INSTRUCTIONS FOR THE TASK: All of the lines below should be copied word for word.

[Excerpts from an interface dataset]
+ + +

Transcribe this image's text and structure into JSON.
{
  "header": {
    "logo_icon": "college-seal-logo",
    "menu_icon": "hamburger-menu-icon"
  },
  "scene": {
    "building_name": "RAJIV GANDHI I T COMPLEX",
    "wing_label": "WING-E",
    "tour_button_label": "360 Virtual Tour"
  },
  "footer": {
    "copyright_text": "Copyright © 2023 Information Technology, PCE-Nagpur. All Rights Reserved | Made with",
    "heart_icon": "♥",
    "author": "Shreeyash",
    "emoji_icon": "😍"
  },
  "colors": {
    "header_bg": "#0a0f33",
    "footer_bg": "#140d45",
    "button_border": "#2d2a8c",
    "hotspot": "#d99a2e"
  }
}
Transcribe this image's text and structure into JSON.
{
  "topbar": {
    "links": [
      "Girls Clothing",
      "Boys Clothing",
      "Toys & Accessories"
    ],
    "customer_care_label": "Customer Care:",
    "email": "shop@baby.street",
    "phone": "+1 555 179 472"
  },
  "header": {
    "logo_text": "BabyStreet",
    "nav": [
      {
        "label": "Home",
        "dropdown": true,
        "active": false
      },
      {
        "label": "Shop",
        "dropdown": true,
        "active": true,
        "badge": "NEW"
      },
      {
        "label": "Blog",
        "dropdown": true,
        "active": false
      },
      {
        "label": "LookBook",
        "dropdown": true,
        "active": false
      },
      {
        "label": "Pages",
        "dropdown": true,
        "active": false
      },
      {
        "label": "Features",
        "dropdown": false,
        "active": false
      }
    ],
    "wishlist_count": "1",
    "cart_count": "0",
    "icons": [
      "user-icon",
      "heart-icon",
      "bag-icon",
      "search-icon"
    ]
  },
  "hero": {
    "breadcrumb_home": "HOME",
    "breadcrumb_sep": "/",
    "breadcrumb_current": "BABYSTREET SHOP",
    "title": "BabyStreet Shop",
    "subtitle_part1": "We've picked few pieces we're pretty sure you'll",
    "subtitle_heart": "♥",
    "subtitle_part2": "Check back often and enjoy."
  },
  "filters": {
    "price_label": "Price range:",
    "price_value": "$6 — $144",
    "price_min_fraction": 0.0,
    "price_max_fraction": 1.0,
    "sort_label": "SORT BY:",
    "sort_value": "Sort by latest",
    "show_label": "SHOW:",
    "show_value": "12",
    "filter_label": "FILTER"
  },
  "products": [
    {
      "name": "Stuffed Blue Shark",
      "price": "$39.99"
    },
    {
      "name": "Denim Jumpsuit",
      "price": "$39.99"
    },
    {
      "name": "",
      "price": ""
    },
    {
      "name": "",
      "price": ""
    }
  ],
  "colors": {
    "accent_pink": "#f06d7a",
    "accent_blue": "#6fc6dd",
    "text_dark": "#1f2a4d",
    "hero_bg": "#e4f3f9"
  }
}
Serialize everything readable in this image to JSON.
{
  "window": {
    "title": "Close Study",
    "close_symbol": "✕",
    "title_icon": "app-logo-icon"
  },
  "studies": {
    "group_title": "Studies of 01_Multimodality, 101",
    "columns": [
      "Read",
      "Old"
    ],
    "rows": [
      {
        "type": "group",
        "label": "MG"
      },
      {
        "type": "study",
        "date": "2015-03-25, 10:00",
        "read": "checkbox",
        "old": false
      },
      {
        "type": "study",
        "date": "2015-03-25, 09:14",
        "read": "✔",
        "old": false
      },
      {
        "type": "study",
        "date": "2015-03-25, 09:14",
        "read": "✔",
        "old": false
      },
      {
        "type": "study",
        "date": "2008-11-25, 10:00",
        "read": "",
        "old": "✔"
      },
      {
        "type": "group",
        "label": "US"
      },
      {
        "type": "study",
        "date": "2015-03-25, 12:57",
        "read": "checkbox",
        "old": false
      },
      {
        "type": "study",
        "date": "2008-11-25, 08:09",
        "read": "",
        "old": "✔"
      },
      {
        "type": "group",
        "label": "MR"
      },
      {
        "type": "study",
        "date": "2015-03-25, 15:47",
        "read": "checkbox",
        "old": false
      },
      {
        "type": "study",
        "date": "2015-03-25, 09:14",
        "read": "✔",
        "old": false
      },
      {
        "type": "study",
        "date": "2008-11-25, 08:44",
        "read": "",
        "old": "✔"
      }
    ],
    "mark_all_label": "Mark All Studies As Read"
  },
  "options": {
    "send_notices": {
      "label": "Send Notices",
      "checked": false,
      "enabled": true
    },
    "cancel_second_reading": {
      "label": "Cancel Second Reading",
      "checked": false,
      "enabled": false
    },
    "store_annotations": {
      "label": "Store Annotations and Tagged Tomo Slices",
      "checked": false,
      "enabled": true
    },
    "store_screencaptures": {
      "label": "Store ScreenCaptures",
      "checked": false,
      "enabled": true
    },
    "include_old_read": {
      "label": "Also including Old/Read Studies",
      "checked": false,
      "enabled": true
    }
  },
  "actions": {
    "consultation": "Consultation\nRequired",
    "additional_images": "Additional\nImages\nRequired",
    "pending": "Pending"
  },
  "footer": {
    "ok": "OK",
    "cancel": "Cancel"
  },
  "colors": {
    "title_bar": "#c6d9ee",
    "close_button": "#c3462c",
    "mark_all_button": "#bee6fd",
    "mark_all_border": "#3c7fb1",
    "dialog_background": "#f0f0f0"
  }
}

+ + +

ANSWER TO THIS EXERCISE:
Transcribe this image's text and structure into JSON.
{
  "header": {
    "logo_icon": "college-seal-logo",
    "menu_icon": "hamburger-menu-icon"
  },
  "scene": {
    "building_name": "RAJIV GANDHI I T COMPLEX",
    "wing_label": "WING-E",
    "tour_button_label": "360 Virtual Tour"
  },
  "footer": {
    "copyright_text": "Copyright © 2023 Information Technology, PCE-Nagpur. All Rights Reserved | Made with",
    "heart_icon": "♥",
    "author": "Shreeyash",
    "emoji_icon": "😍"
  },
  "colors": {
    "header_bg": "#0a0f33",
    "footer_bg": "#140d45",
    "button_border": "#2d2a8c",
    "hotspot": "#d99a2e"
  }
}
Transcribe this image's text and structure into JSON.
{
  "topbar": {
    "links": [
      "Girls Clothing",
      "Boys Clothing",
      "Toys & Accessories"
    ],
    "customer_care_label": "Customer Care:",
    "email": "shop@baby.street",
    "phone": "+1 555 179 472"
  },
  "header": {
    "logo_text": "BabyStreet",
    "nav": [
      {
        "label": "Home",
        "dropdown": true,
        "active": false
      },
      {
        "label": "Shop",
        "dropdown": true,
        "active": true,
        "badge": "NEW"
      },
      {
        "label": "Blog",
        "dropdown": true,
        "active": false
      },
      {
        "label": "LookBook",
        "dropdown": true,
        "active": false
      },
      {
        "label": "Pages",
        "dropdown": true,
        "active": false
      },
      {
        "label": "Features",
        "dropdown": false,
        "active": false
      }
    ],
    "wishlist_count": "1",
    "cart_count": "0",
    "icons": [
      "user-icon",
      "heart-icon",
      "bag-icon",
      "search-icon"
    ]
  },
  "hero": {
    "breadcrumb_home": "HOME",
    "breadcrumb_sep": "/",
    "breadcrumb_current": "BABYSTREET SHOP",
    "title": "BabyStreet Shop",
    "subtitle_part1": "We've picked few pieces we're pretty sure you'll",
    "subtitle_heart": "♥",
    "subtitle_part2": "Check back often and enjoy."
  },
  "filters": {
    "price_label": "Price range:",
    "price_value": "$6 — $144",
    "price_min_fraction": 0.0,
    "price_max_fraction": 1.0,
    "sort_label": "SORT BY:",
    "sort_value": "Sort by latest",
    "show_label": "SHOW:",
    "show_value": "12",
    "filter_label": "FILTER"
  },
  "products": [
    {
      "name": "Stuffed Blue Shark",
      "price": "$39.99"
    },
    {
      "name": "Denim Jumpsuit",
      "price": "$39.99"
    },
    {
      "name": "",
      "price": ""
    },
    {
      "name": "",
      "price": ""
    }
  ],
  "colors": {
    "accent_pink": "#f06d7a",
    "accent_blue": "#6fc6dd",
    "text_dark": "#1f2a4d",
    "hero_bg": "#e4f3f9"
  }
}
Serialize everything readable in this image to JSON.
{
  "window": {
    "title": "Close Study",
    "close_symbol": "✕",
    "title_icon": "app-logo-icon"
  },
  "studies": {
    "group_title": "Studies of 01_Multimodality, 101",
    "columns": [
      "Read",
      "Old"
    ],
    "rows": [
      {
        "type": "group",
        "label": "MG"
      },
      {
        "type": "study",
        "date": "2015-03-25, 10:00",
        "read": "checkbox",
        "old": false
      },
      {
        "type": "study",
        "date": "2015-03-25, 09:14",
        "read": "✔",
        "old": false
      },
      {
        "type": "study",
        "date": "2015-03-25, 09:14",
        "read": "✔",
        "old": false
      },
      {
        "type": "study",
        "date": "2008-11-25, 10:00",
        "read": "",
        "old": "✔"
      },
      {
        "type": "group",
        "label": "US"
      },
      {
        "type": "study",
        "date": "2015-03-25, 12:57",
        "read": "checkbox",
        "old": false
      },
      {
        "type": "study",
        "date": "2008-11-25, 08:09",
        "read": "",
        "old": "✔"
      },
      {
        "type": "group",
        "label": "MR"
      },
      {
        "type": "study",
        "date": "2015-03-25, 15:47",
        "read": "checkbox",
        "old": false
      },
      {
        "type": "study",
        "date": "2015-03-25, 09:14",
        "read": "✔",
        "old": false
      },
      {
        "type": "study",
        "date": "2008-11-25, 08:44",
        "read": "",
        "old": "✔"
      }
    ],
    "mark_all_label": "Mark All Studies As Read"
  },
  "options": {
    "send_notices": {
      "label": "Send Notices",
      "checked": false,
      "enabled": true
    },
    "cancel_second_reading": {
      "label": "Cancel Second Reading",
      "checked": false,
      "enabled": false
    },
    "store_annotations": {
      "label": "Store Annotations and Tagged Tomo Slices",
      "checked": false,
      "enabled": true
    },
    "store_screencaptures": {
      "label": "Store ScreenCaptures",
      "checked": false,
      "enabled": true
    },
    "include_old_read": {
      "label": "Also including Old/Read Studies",
      "checked": false,
      "enabled": true
    }
  },
  "actions": {
    "consultation": "Consultation\nRequired",
    "additional_images": "Additional\nImages\nRequired",
    "pending": "Pending"
  },
  "footer": {
    "ok": "OK",
    "cancel": "Cancel"
  },
  "colors": {
    "title_bar": "#c6d9ee",
    "close_button": "#c3462c",
    "mark_all_button": "#bee6fd",
    "mark_all_border": "#3c7fb1",
    "dialog_background": "#f0f0f0"
  }
}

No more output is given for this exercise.